In-between, he played vinyl records and dabbled in unplugged woodworking, where hand tools outclassed the dull thrum of electrified ones. “As part of my personal advocacy of promoting crafts and improving design at the grassroots level, I’ve designed and developed products for and with over four hundred micro, small, and medium enterprises all over the country.”
To Ruiz, no material is taboo. Not the mildly poisonous spider lily (he uses bakong as organic fiber); not the plastic bins he contours with wood; not the humble Fimbristylis globulosa (tikog), a type of reed grass that grows in swampy areas; not the bark of the papaya tree, used as herbal remedies but in his hands, lampshade fabric.
Says Cobonpue: “Stanley has had a lot of experience working with American companies when he lived in New York, as well as with manufacturers here and abroad. He understands what it means to be both a designer and a client. Because of this, his work is fresh but not outlandish. It’s modern but retains a bit of the past. He manages to cross the line between art and commercialism successfully.”
“My RAW line of products,” says Ruiz of his items made of maple wood, hand-cut leather, and steel hardware, “captured my essential design approach—clean, bare, functional… a fusion of the handmade with industrial technology.”
As an artisan, she first cut her teeth by learning how to build things with her hands; later on, by using tech to augment the reality of her do-it-yourself skills. In 2019, two years after a master’s degree in Design and Engineering from Politecnico di Milano, Monticelli’s Nebula lamp received special mention from the jury during Milan Design Week. Made of banaca, a banana-abaca fiber pioneered by her mother, the fashion designer Ditta Sandico, Mirei’s organically shaped pieces showcase the craftsmanship of weaving communities in Bicol.
Though her work is material-oriented, she considers how technology can enhance the design process. “Delving deeper into computer-aided design—and incorporating 3-D printing for prototyping and production—was a game changer for me,” Mirei says. “This breakthrough opened a whole new world of possibilities. It enabled me to bring intricate geometries, so previously challenging, to life while also using traditional industrial methods.”
While other designers approach AI with distrust, she embraced it as a way to leverage her creative potential: “It’s super-helpful conducting virtual simulations for faster and more informed decision-making.”
Her scholarship under Kenneth Cobonbue taught her this: if your design pleases you, it will doubtless bring joy to someone else in the world.

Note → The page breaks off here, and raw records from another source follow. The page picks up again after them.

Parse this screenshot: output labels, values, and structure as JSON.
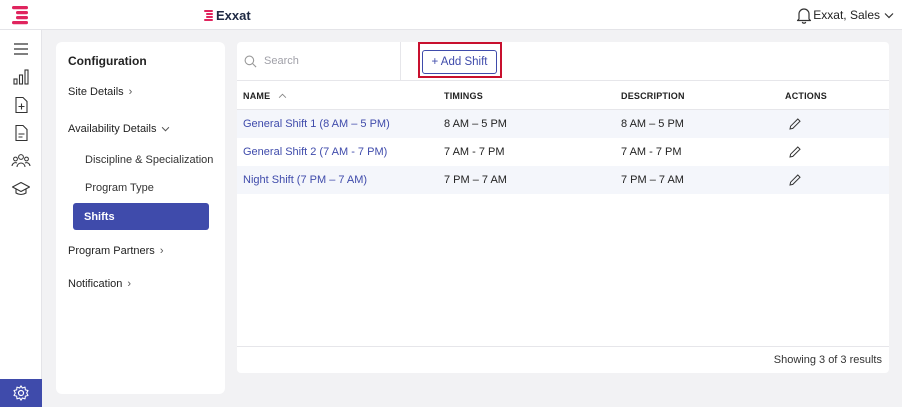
{
  "header": {
    "brand": "Exxat",
    "user": "Exxat, Sales",
    "brand_color": "#e0245e"
  },
  "rail": {
    "icons": [
      "menu-icon",
      "bar-chart-icon",
      "add-file-icon",
      "document-icon",
      "users-icon",
      "graduation-cap-icon",
      "gear-icon"
    ],
    "accent": "#3f4bab"
  },
  "config": {
    "title": "Configuration",
    "items": {
      "site_details": "Site Details",
      "availability_details": "Availability Details",
      "discipline": "Discipline & Specialization",
      "program_type": "Program Type",
      "shifts": "Shifts",
      "program_partners": "Program Partners",
      "notification": "Notification"
    }
  },
  "toolbar": {
    "search_placeholder": "Search",
    "add_label": "+ Add Shift"
  },
  "table": {
    "columns": [
      "NAME",
      "TIMINGS",
      "DESCRIPTION",
      "ACTIONS"
    ],
    "rows": [
      {
        "name": "General Shift 1 (8 AM – 5 PM)",
        "timings": "8 AM – 5 PM",
        "description": "8 AM – 5 PM"
      },
      {
        "name": "General Shift 2 (7 AM - 7 PM)",
        "timings": "7 AM - 7 PM",
        "description": "7 AM - 7 PM"
      },
      {
        "name": "Night Shift (7 PM – 7 AM)",
        "timings": "7 PM – 7 AM",
        "description": "7 PM – 7 AM"
      }
    ],
    "footer": "Showing 3 of 3 results"
  }
}
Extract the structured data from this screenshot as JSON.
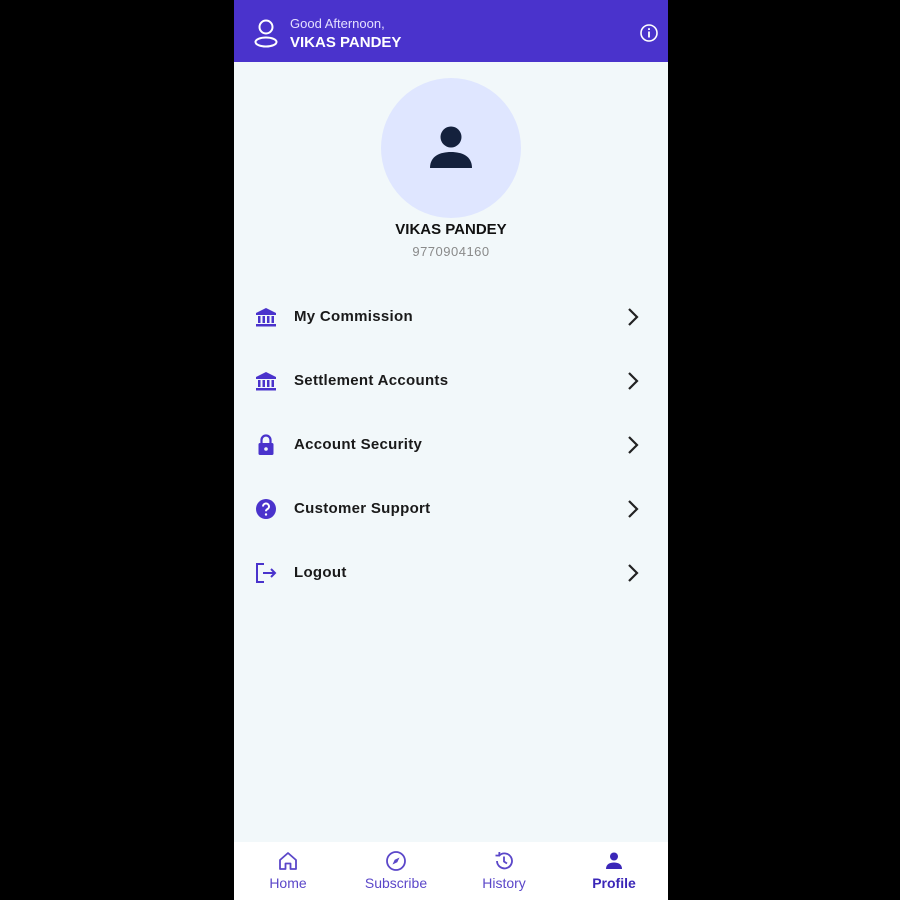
{
  "header": {
    "greeting": "Good Afternoon,",
    "username": "VIKAS PANDEY",
    "user_icon": "user-outline-icon",
    "info_icon": "info-icon"
  },
  "profile": {
    "name": "VIKAS PANDEY",
    "phone": "9770904160",
    "avatar_icon": "person-icon"
  },
  "menu": {
    "items": [
      {
        "label": "My Commission",
        "icon": "bank-icon"
      },
      {
        "label": "Settlement Accounts",
        "icon": "bank-icon"
      },
      {
        "label": "Account Security",
        "icon": "lock-icon"
      },
      {
        "label": "Customer Support",
        "icon": "help-icon"
      },
      {
        "label": "Logout",
        "icon": "logout-icon"
      }
    ]
  },
  "bottom_nav": {
    "items": [
      {
        "label": "Home",
        "icon": "home-icon"
      },
      {
        "label": "Subscribe",
        "icon": "compass-icon"
      },
      {
        "label": "History",
        "icon": "history-icon"
      },
      {
        "label": "Profile",
        "icon": "person-icon",
        "active": true
      }
    ]
  },
  "colors": {
    "brand": "#4a33cc",
    "background": "#f2f8fa",
    "avatar_bg": "#dfe6ff",
    "icon_accent": "#4a33cc"
  }
}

“What that told me was that the best designs are born from the heart, and when we create with sincerity, our creations can connect with others on a profound level. There is a rich tapestry to Filipino design. The Philippines has its own unique artistic heritage for the world.”
Written by VANNI DE SEQUERA. Edited by KENNETH COBONPUE. Additional by DAPHNE SAGUN.